There are several family members and friends who know all the information that I’ve alluded to in this post. But we have taken the time to explain to them how important it is to help us protect my husband and his career. We have grown to trust them. We have had to talk to a few of those people when they’ve shared something that we weren’t comfortable with. But you have to understand that people, who aren’t in the military/contractor life, don’t fully understand why this is important. They don’t get why telling their girlfriends information can be damaging. They don’t get why bragging to a buddy about another buddy’s job is damaging. They don’t understand why it’s not only damaging but disrespectful. With these people you have to sit them down and explain why divulging these things can’t happen again. Yet if it does, you know better than to keep giving them information. So either filter what info you give them or quit all together. You may have to even cut ties with them all together. That’s harsh and extreme, but you do what you have to do to protect your family.
OPSEC in day to day life can be a challenge; especially if you haven’t had any formal training on it. But having a clear understanding of what “bad guys” capabilities are, with your personal information, is critical to understanding why it is so important. OPSEC was invented to keep people safe. It doesn’t mean that all information protected by OPSEC is classified, much the opposite. Here is an example that I found in the ioss (interagency opsec support staff) “OPSEC FOR TRAVELERS” guide:
“Many people believe that if information is not classified, it is ok to share. However, this is not at all accurate. Let’s look at an example involving unclassified information.  Would you post your full name, date of birth, and social security number on a bulletin board or web site? Would you tape the code to your home’s alarm system to your front door? Of course not! Is any of this information classified? No, but you understand the hard that could come from sharing that information with strangers, so you keep it secure. Whether you’ve realized it or not, you’ve been practicing OPSEC!”
Frankly, this says it perfectly. Just because you can share information doesn’t mean that you should. You see, OPSEC is threat driven. This means that we military/contractor spouses MUST practice OPSEC to protect our families against threats! Whether the threats be foreign or domestic terrorists, criminal counter intelligence, plain criminals, or identity thief’s, there are threats! OPSEC is essential to maintaining the element of surprise in most situations. Keep your information secure. Please. If not for you, then do it for your soldier. Our guys deserve to be protected. What we share innocently on Social Media can hurt them in tremendous, and some time fatal, ways.
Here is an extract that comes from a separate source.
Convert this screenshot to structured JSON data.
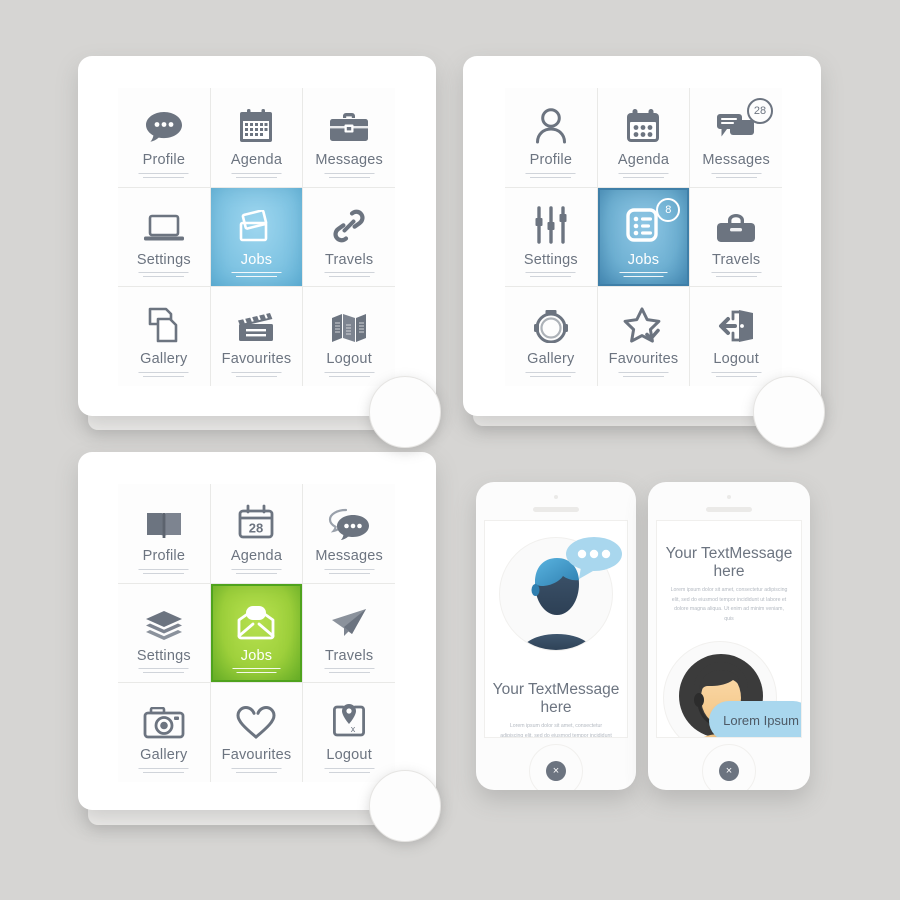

I know I touched briefly on OPSEC and Social Media earlier, but below is a link from the United States Army called “OPSEC and safe social networking”.  I implore you to read it. It’s a great, simple explanation of what to post, why it’s important to exclude some information, and what “bad guys” can do with it.
Please read it here.



Nila Rhoades